EXERCISE GOAL
Once every line containing "your" has been counted, report the total for the data and nothing else.

PROVIDED DATA
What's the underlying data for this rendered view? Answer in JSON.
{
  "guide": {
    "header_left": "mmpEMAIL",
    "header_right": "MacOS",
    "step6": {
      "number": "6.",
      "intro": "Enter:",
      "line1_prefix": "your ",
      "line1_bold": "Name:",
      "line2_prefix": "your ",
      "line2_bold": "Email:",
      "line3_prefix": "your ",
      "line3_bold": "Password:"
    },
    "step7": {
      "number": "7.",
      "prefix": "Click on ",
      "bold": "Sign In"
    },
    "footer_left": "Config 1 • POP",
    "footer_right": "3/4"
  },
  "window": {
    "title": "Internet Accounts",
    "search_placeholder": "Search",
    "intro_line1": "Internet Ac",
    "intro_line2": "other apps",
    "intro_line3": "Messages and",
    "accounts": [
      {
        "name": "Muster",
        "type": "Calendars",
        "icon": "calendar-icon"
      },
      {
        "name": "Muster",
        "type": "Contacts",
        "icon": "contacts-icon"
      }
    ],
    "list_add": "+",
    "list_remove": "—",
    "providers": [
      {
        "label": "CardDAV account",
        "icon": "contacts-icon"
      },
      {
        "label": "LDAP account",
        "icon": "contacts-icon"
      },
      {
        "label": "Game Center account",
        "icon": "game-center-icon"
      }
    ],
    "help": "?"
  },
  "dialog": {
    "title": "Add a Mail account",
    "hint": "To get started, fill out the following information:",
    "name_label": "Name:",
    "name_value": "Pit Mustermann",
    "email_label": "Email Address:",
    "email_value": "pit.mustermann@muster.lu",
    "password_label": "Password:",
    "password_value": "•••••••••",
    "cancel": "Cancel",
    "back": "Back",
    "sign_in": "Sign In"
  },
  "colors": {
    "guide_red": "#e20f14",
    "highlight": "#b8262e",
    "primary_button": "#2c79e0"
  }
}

EXERCISE RESULT
3